The circuit between both approaches is roughly the same, I followed the circuit in the former. The modification allows the camera to be switched to a long exposure mode via a switch. The switch can be triggered over a serial port, so I added a USB to serial adaptor and a USB hub (both from ebay) to the unit to allow control from a computer and have just one cable coming from the unit. Continue reading Hacking a webcam for long exposure astrophotography
Its been a while since I posted anything here so heres a few shots that I took recently around Dublin.
Recently I bought a 5 million candle power torch for photography. The intention was to use it to ‘paint’ nighttime photos. However today I thought I’d try it out to light a boquet of flowers.
||This shot was taken of a single rose in a pint glass. In order to get
the dark background you just need to have a distant background and ensure that the torch is only lighting the target. The brighter the target is the darker the background will be. 109mm lens at f/11 to get some depth of field on the flower. A shutter speed of 1/10s is enough to show the flower well lit with the bright torch but not enough to being out any features in the background.
| Leaves have a very detailed structure that is easily missed when photographing them when they are lit from the same direction as the camera. To bring out the detail this leaf was lit from behind. 41mm f/14 1/6s. This is a detail from a larger photo, but as you can see the depth of field (even at f/14) wasn’t enough to show the whole leaf in focus. I didn’t throw the background into darkness this time, the background is just a white t-shirt!

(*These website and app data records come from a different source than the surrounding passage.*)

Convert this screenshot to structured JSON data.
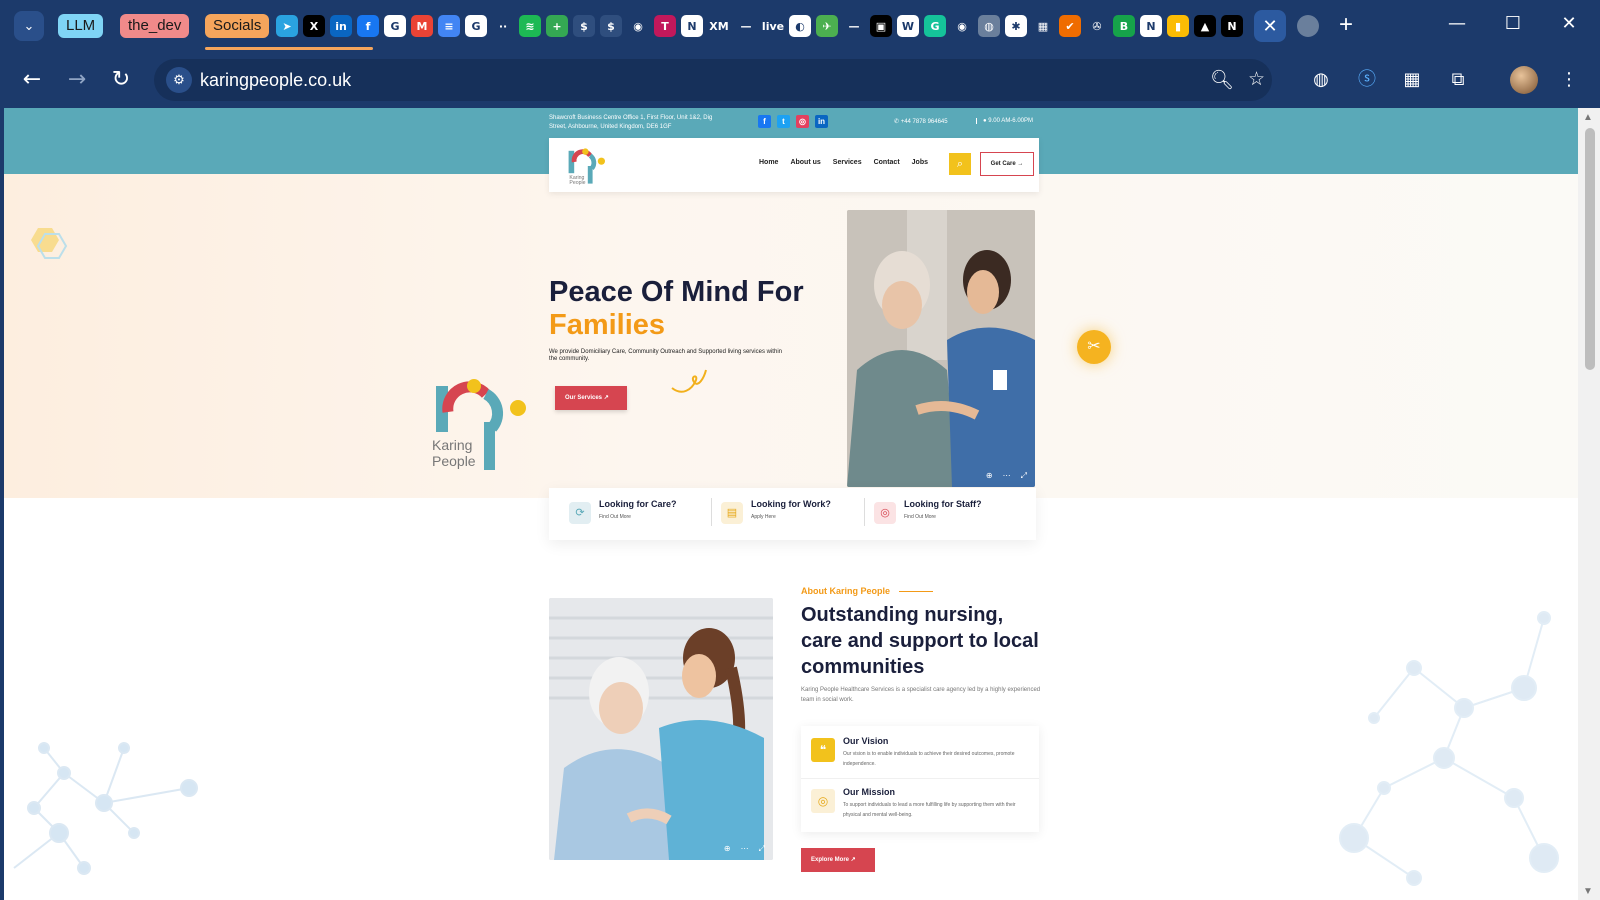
{
  "browser": {
    "tab_groups": [
      "LLM",
      "the_dev",
      "Socials"
    ],
    "favicons": [
      {
        "icon": "telegram-icon",
        "glyph": "➤",
        "color": "#2aa3e0"
      },
      {
        "icon": "x-icon",
        "glyph": "X",
        "color": "#000000"
      },
      {
        "icon": "linkedin-icon",
        "glyph": "in",
        "color": "#0a66c2"
      },
      {
        "icon": "facebook-icon",
        "glyph": "f",
        "color": "#1877f2"
      },
      {
        "icon": "google-icon",
        "glyph": "G",
        "color": "#ffffff"
      },
      {
        "icon": "gmail-icon",
        "glyph": "M",
        "color": "#ea4335"
      },
      {
        "icon": "docs-icon",
        "glyph": "≡",
        "color": "#4285f4"
      },
      {
        "icon": "google-icon",
        "glyph": "G",
        "color": "#ffffff"
      },
      {
        "icon": "more-dots-icon",
        "glyph": "··",
        "color": "#1c3a6b"
      },
      {
        "icon": "spotify-icon",
        "glyph": "≋",
        "color": "#1db954"
      },
      {
        "icon": "sheets-plus-icon",
        "glyph": "+",
        "color": "#34a853"
      },
      {
        "icon": "dollar-icon",
        "glyph": "$",
        "color": "#2f4e7e"
      },
      {
        "icon": "dollar-icon",
        "glyph": "$",
        "color": "#2f4e7e"
      },
      {
        "icon": "github-icon",
        "glyph": "◉",
        "color": "#1c3a6b"
      },
      {
        "icon": "the-icon",
        "glyph": "T",
        "color": "#c2185b"
      },
      {
        "icon": "notion-icon",
        "glyph": "N",
        "color": "#ffffff"
      },
      {
        "icon": "xm-icon",
        "glyph": "XM",
        "color": "#1c3a6b"
      },
      {
        "icon": "dash-icon",
        "glyph": "—",
        "color": "#1c3a6b"
      },
      {
        "icon": "live-icon",
        "glyph": "live",
        "color": "#1c3a6b"
      },
      {
        "icon": "circle-g-icon",
        "glyph": "◐",
        "color": "#ffffff"
      },
      {
        "icon": "rocket-icon",
        "glyph": "✈",
        "color": "#4caf50"
      },
      {
        "icon": "dash-icon",
        "glyph": "—",
        "color": "#1c3a6b"
      },
      {
        "icon": "cube-icon",
        "glyph": "▣",
        "color": "#000000"
      },
      {
        "icon": "wikipedia-icon",
        "glyph": "W",
        "color": "#ffffff"
      },
      {
        "icon": "grammarly-icon",
        "glyph": "G",
        "color": "#15c39a"
      },
      {
        "icon": "github-icon",
        "glyph": "◉",
        "color": "#1c3a6b"
      },
      {
        "icon": "globe-icon",
        "glyph": "◍",
        "color": "#6a7f9c"
      },
      {
        "icon": "snowflake-icon",
        "glyph": "✱",
        "color": "#ffffff"
      },
      {
        "icon": "grid-icon",
        "glyph": "▦",
        "color": "#1c3a6b"
      },
      {
        "icon": "checkmark-icon",
        "glyph": "✔",
        "color": "#ef6c00"
      },
      {
        "icon": "steering-icon",
        "glyph": "✇",
        "color": "#1c3a6b"
      },
      {
        "icon": "b-icon",
        "glyph": "B",
        "color": "#16a34a"
      },
      {
        "icon": "notion-icon",
        "glyph": "N",
        "color": "#ffffff"
      },
      {
        "icon": "chart-icon",
        "glyph": "▮",
        "color": "#fbbc04"
      },
      {
        "icon": "triangle-icon",
        "glyph": "▲",
        "color": "#000000"
      },
      {
        "icon": "n-icon",
        "glyph": "N",
        "color": "#000000"
      }
    ],
    "close_tab": "✕",
    "new_tab": "+",
    "url": "karingpeople.co.uk"
  },
  "site": {
    "address": "Shawcroft Business Centre Office 1, First Floor, Unit 1&2, Dig Street, Ashbourne, United Kingdom, DE6 1GF",
    "phone": "+44 7878 964645",
    "hours": "9.00 AM-6.00PM",
    "socials": [
      {
        "icon": "facebook-icon",
        "glyph": "f",
        "color": "#1877f2"
      },
      {
        "icon": "twitter-icon",
        "glyph": "t",
        "color": "#1da1f2"
      },
      {
        "icon": "instagram-icon",
        "glyph": "◎",
        "color": "#e4405f"
      },
      {
        "icon": "linkedin-icon",
        "glyph": "in",
        "color": "#0a66c2"
      }
    ],
    "logo_small_text": "Karing People",
    "logo_text_1": "Karing",
    "logo_text_2": "People",
    "nav": [
      "Home",
      "About us",
      "Services",
      "Contact",
      "Jobs"
    ],
    "get_care": "Get Care →",
    "hero": {
      "title_1": "Peace Of Mind For",
      "title_2": "Families",
      "subtitle": "We provide Domiciliary Care, Community Outreach and Supported living services within the community.",
      "button": "Our Services ↗"
    },
    "cards": [
      {
        "title": "Looking for Care?",
        "sub": "Find Out More",
        "icon": "refresh-icon",
        "glyph": "⟳",
        "bg": "#e2eef2",
        "fg": "#5aa9b8"
      },
      {
        "title": "Looking for Work?",
        "sub": "Apply Here",
        "icon": "briefcase-icon",
        "glyph": "▤",
        "bg": "#fbf0d6",
        "fg": "#e6a817"
      },
      {
        "title": "Looking for Staff?",
        "sub": "Find Out More",
        "icon": "search-person-icon",
        "glyph": "◎",
        "bg": "#fbe3e4",
        "fg": "#d64550"
      }
    ],
    "about": {
      "tag": "About Karing People",
      "title": "Outstanding nursing, care and support to local communities",
      "description": "Karing People Healthcare Services is a specialist care agency led by a highly experienced team in social work.",
      "vision_title": "Our Vision",
      "vision_text": "Our vision is to enable individuals to achieve their desired outcomes, promote independence.",
      "mission_title": "Our Mission",
      "mission_text": "To support individuals to lead a more fulfilling life by supporting them with their physical and mental well-being.",
      "button": "Explore More ↗"
    },
    "colors": {
      "teal": "#5aa9b8",
      "orange": "#f39a17",
      "red": "#d64550",
      "yellow": "#f2c21c",
      "navy": "#1a1f3b"
    }
  }
}
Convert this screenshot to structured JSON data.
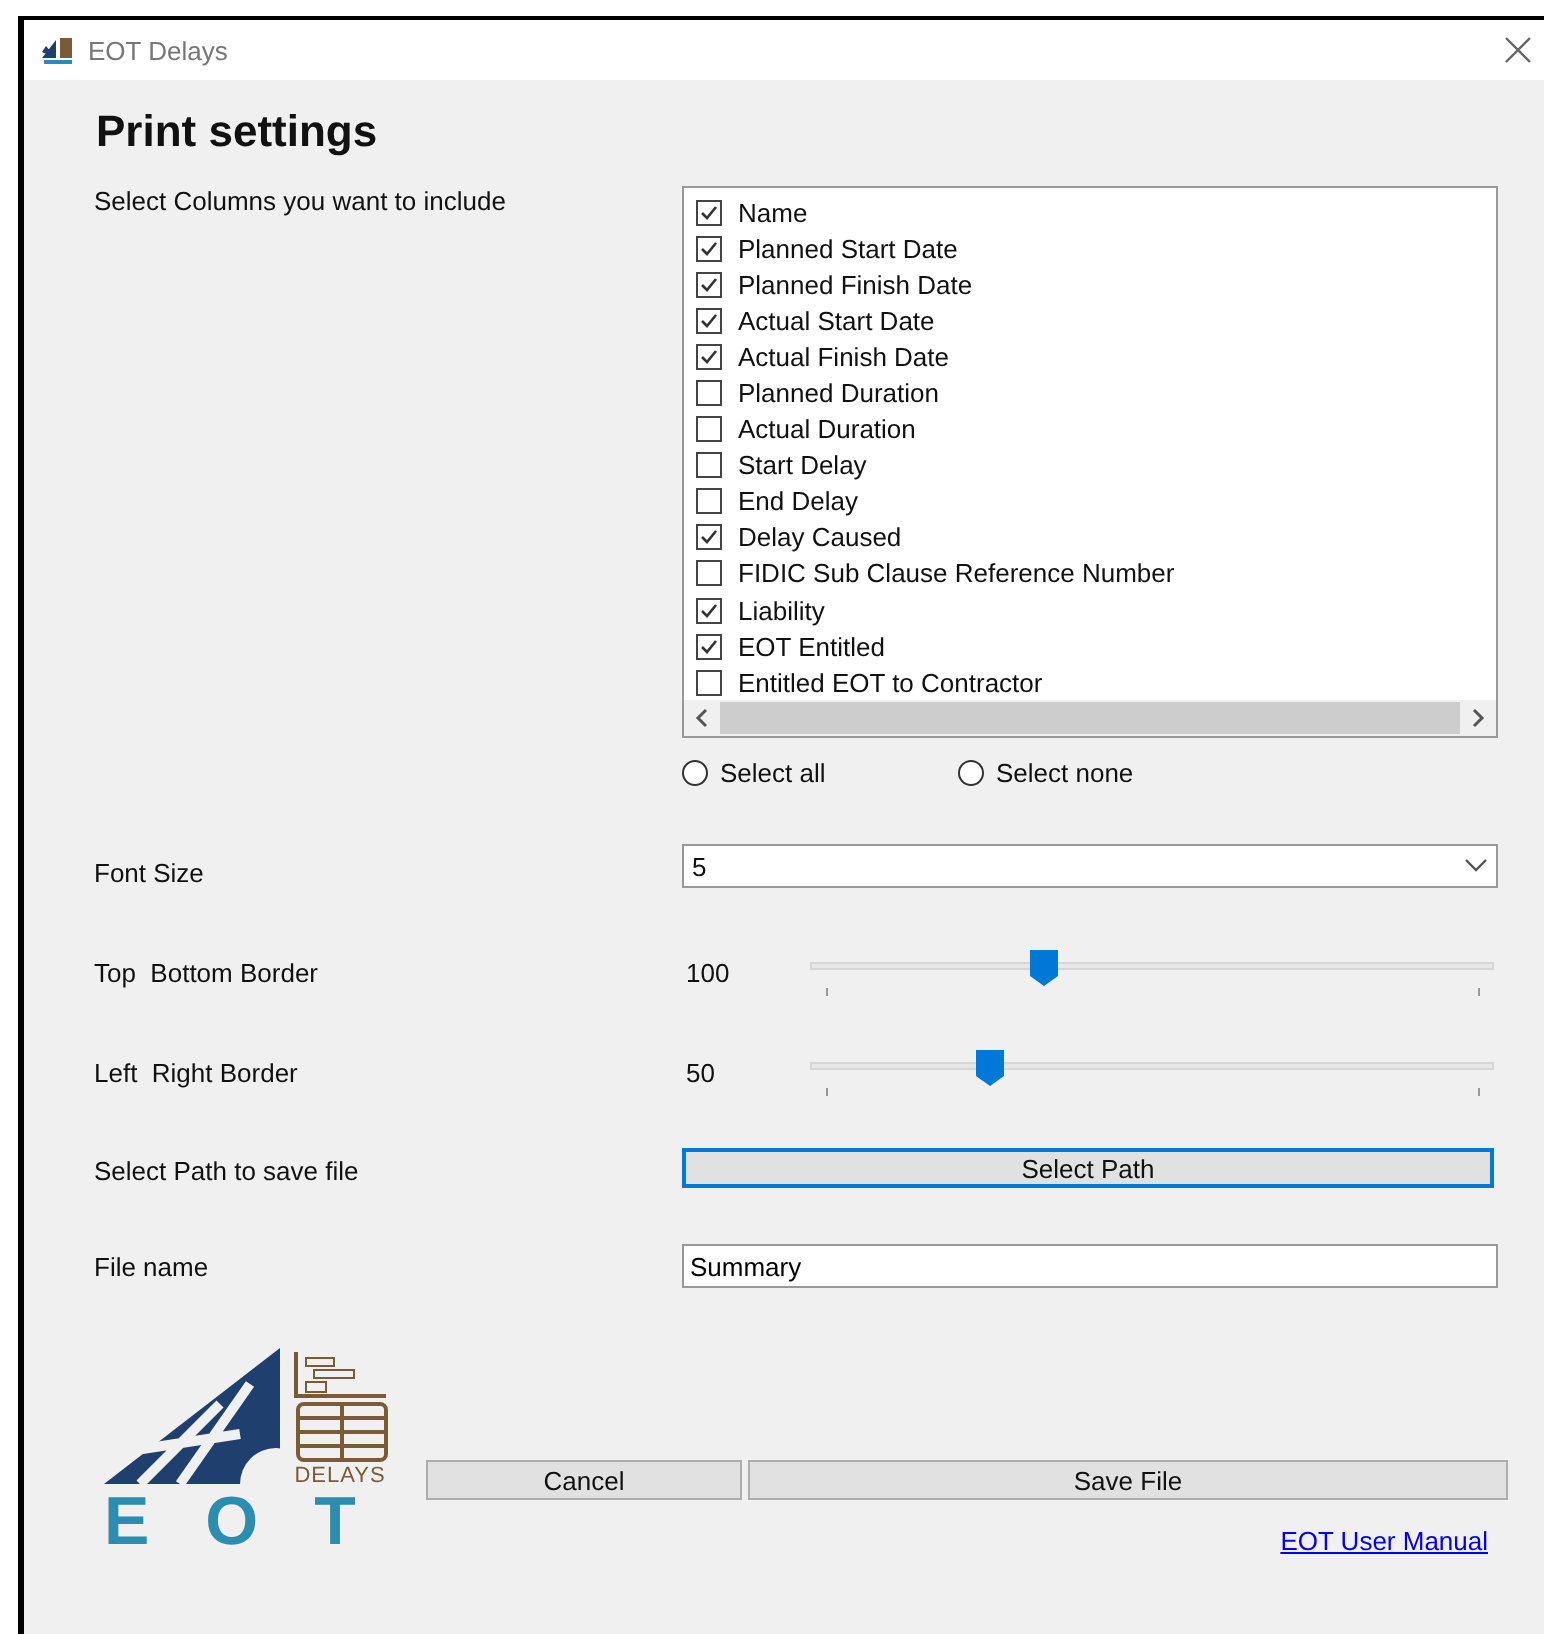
{
  "window": {
    "title": "EOT Delays"
  },
  "heading": "Print settings",
  "columns_label": "Select Columns you want to include",
  "columns": [
    {
      "label": "Name",
      "checked": true
    },
    {
      "label": "Planned Start Date",
      "checked": true
    },
    {
      "label": "Planned Finish Date",
      "checked": true
    },
    {
      "label": "Actual Start Date",
      "checked": true
    },
    {
      "label": "Actual Finish Date",
      "checked": true
    },
    {
      "label": "Planned Duration",
      "checked": false
    },
    {
      "label": "Actual Duration",
      "checked": false
    },
    {
      "label": "Start Delay",
      "checked": false
    },
    {
      "label": "End Delay",
      "checked": false
    },
    {
      "label": "Delay Caused",
      "checked": true
    },
    {
      "label": "FIDIC Sub Clause Reference Number",
      "checked": false
    },
    {
      "label": "Liability",
      "checked": true
    },
    {
      "label": "EOT Entitled",
      "checked": true
    },
    {
      "label": "Entitled EOT to Contractor",
      "checked": false
    }
  ],
  "selection_radios": [
    {
      "label": "Select all",
      "selected": false
    },
    {
      "label": "Select none",
      "selected": false
    }
  ],
  "font_size": {
    "label": "Font Size",
    "value": "5"
  },
  "sliders": [
    {
      "label": "Top  Bottom Border",
      "reading": "100",
      "level": 0.335
    },
    {
      "label": "Left  Right Border",
      "reading": "50",
      "level": 0.25
    }
  ],
  "path": {
    "label": "Select Path to save file",
    "button": "Select Path"
  },
  "file_name": {
    "label": "File name",
    "value": "Summary"
  },
  "logo": {
    "subtitle": "DELAYS",
    "name": "EOT"
  },
  "buttons": [
    {
      "label": "Cancel"
    },
    {
      "label": "Save File"
    }
  ],
  "manual_link": "EOT User Manual"
}
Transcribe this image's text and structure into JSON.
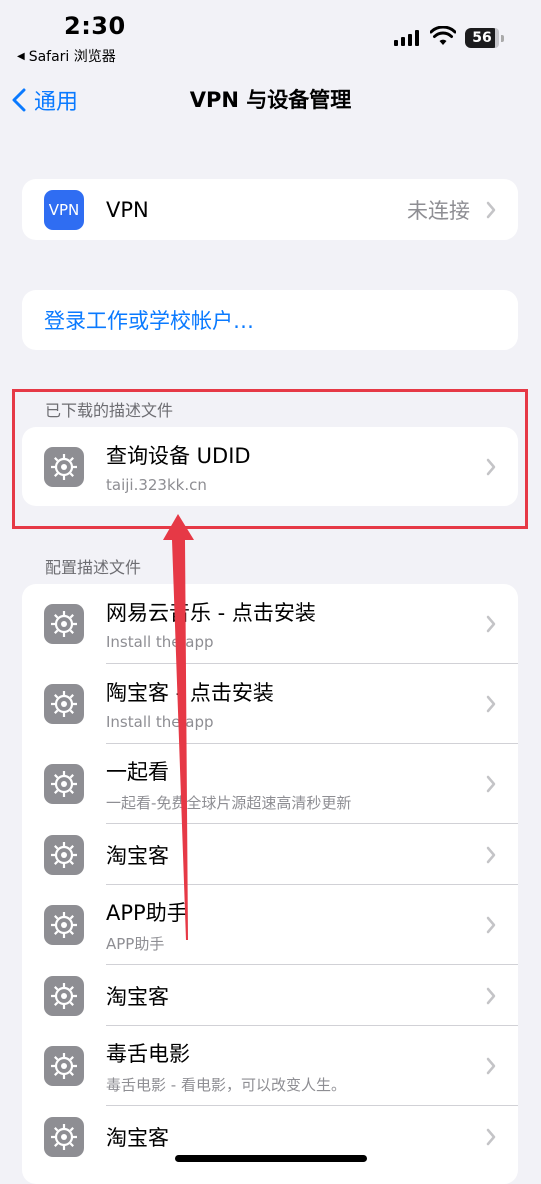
{
  "status_bar": {
    "time": "2:30",
    "back_app": "Safari 浏览器",
    "battery": "56"
  },
  "nav": {
    "back_label": "通用",
    "title": "VPN 与设备管理"
  },
  "vpn_row": {
    "icon_text": "VPN",
    "label": "VPN",
    "status": "未连接"
  },
  "sign_in": {
    "label": "登录工作或学校帐户…"
  },
  "downloaded": {
    "header": "已下载的描述文件",
    "items": [
      {
        "title": "查询设备 UDID",
        "subtitle": "taiji.323kk.cn"
      }
    ]
  },
  "profiles": {
    "header": "配置描述文件",
    "items": [
      {
        "title": "网易云音乐 - 点击安装",
        "subtitle": "Install the app"
      },
      {
        "title": "陶宝客 - 点击安装",
        "subtitle": "Install the app"
      },
      {
        "title": "一起看",
        "subtitle": "一起看-免费全球片源超速高清秒更新"
      },
      {
        "title": "淘宝客",
        "subtitle": ""
      },
      {
        "title": "APP助手",
        "subtitle": "APP助手"
      },
      {
        "title": "淘宝客",
        "subtitle": ""
      },
      {
        "title": "毒舌电影",
        "subtitle": "毒舌电影 - 看电影，可以改变人生。"
      },
      {
        "title": "淘宝客",
        "subtitle": ""
      }
    ]
  },
  "colors": {
    "accent": "#0a7aff",
    "annotation": "#e63946",
    "background": "#f2f2f7"
  }
}
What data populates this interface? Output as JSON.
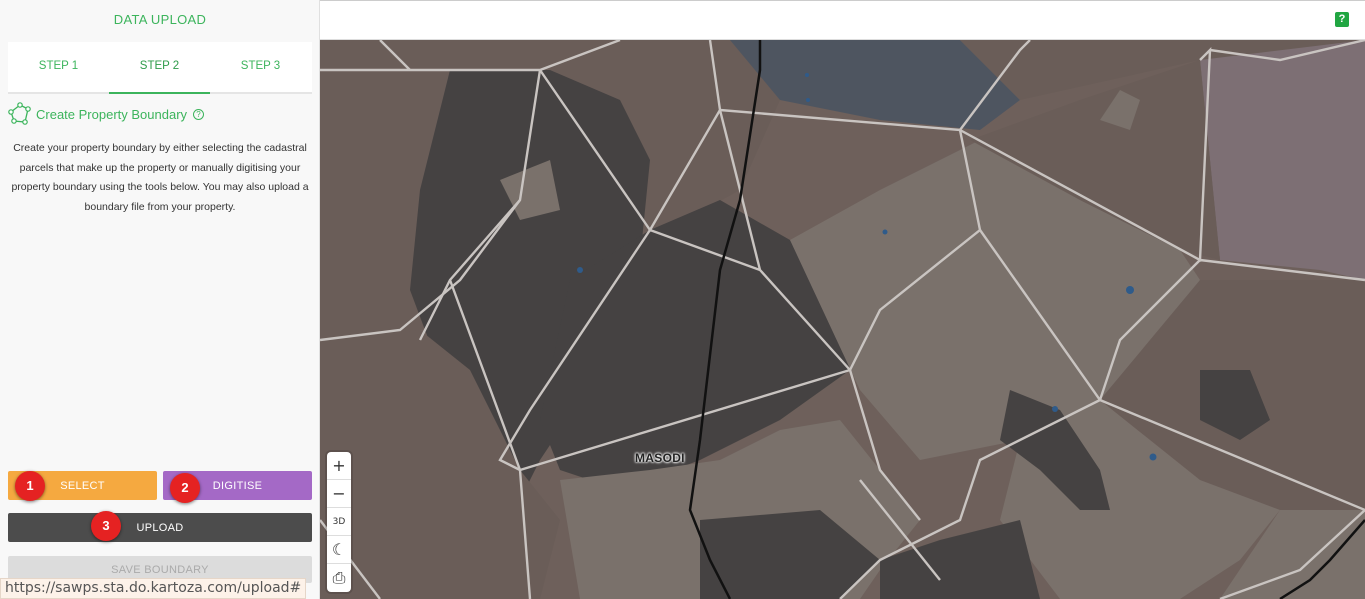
{
  "header": {
    "help_label": "?"
  },
  "sidebar": {
    "title": "DATA UPLOAD",
    "tabs": [
      {
        "label": "STEP 1"
      },
      {
        "label": "STEP 2"
      },
      {
        "label": "STEP 3"
      }
    ],
    "active_tab": "STEP 2",
    "section": {
      "title": "Create Property Boundary",
      "info_label": "?",
      "description": "Create your property boundary by either selecting the cadastral parcels that make up the property or manually digitising your property boundary using the tools below. You may also upload a boundary file from your property."
    },
    "buttons": {
      "select_label": "SELECT",
      "digitise_label": "DIGITISE",
      "upload_label": "UPLOAD",
      "save_label": "SAVE BOUNDARY"
    },
    "badges": [
      "1",
      "2",
      "3"
    ]
  },
  "map": {
    "place_label": "MASODI",
    "controls": {
      "zoom_in": "+",
      "zoom_out": "−",
      "toggle_3d": "3D",
      "dark_mode": "☾",
      "print": "⎙"
    }
  },
  "status_url": "https://sawps.sta.do.kartoza.com/upload#",
  "colors": {
    "brand_green": "#3cb45c",
    "select_orange": "#f5a940",
    "digitise_purple": "#a469c6",
    "upload_dark": "#4c4c4c",
    "badge_red": "#e52222"
  }
}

|| I used a slightly differn’t approach on this more usual shot. Most of the light in this shot is natural light from a nearby window. Just the tip of the flower was lit by the torch. A couple of birthday cards placed in front of the torch helped block bright light hitting the leaf. 3/10s f/11 50mm.
A macro lens would have really helped with this project! However I think I got decent results with a combination of regular 18-50 and telephoto 70-200 lenses.
Last Saturday I took my first trip to Dublin Zoo in several years, and its improved vastly from my last visit. The animals have much more room to roam about than they had on my previous visits, and work is continuing to improve facilities further.
A Zoo provides great photo opportunities. One of my favourite pictures of the day was of an animal that I hadn’t seen before, a Red Panda.
This photo is almost perfect and thats frustrating! The depth of field is eactly what I wanted, 4.5 with the lens fully zoomed in. But when you use a long focal length and a small depth of field there is no room for error in focussing; in this case the little guy’s eye is just out of focus – focus is just in front of his ear!
I tried a similar picture with a Snow Owl at f/5:
Using a lower zoom the problem of getting depth of field at f/4.5 isn’t as big. This picture of the Red Panda is much more forgiving of focus.
This is all well and good when the animals are co-operative, but it was a hot day and some just wanted to hide in the grass and sleep.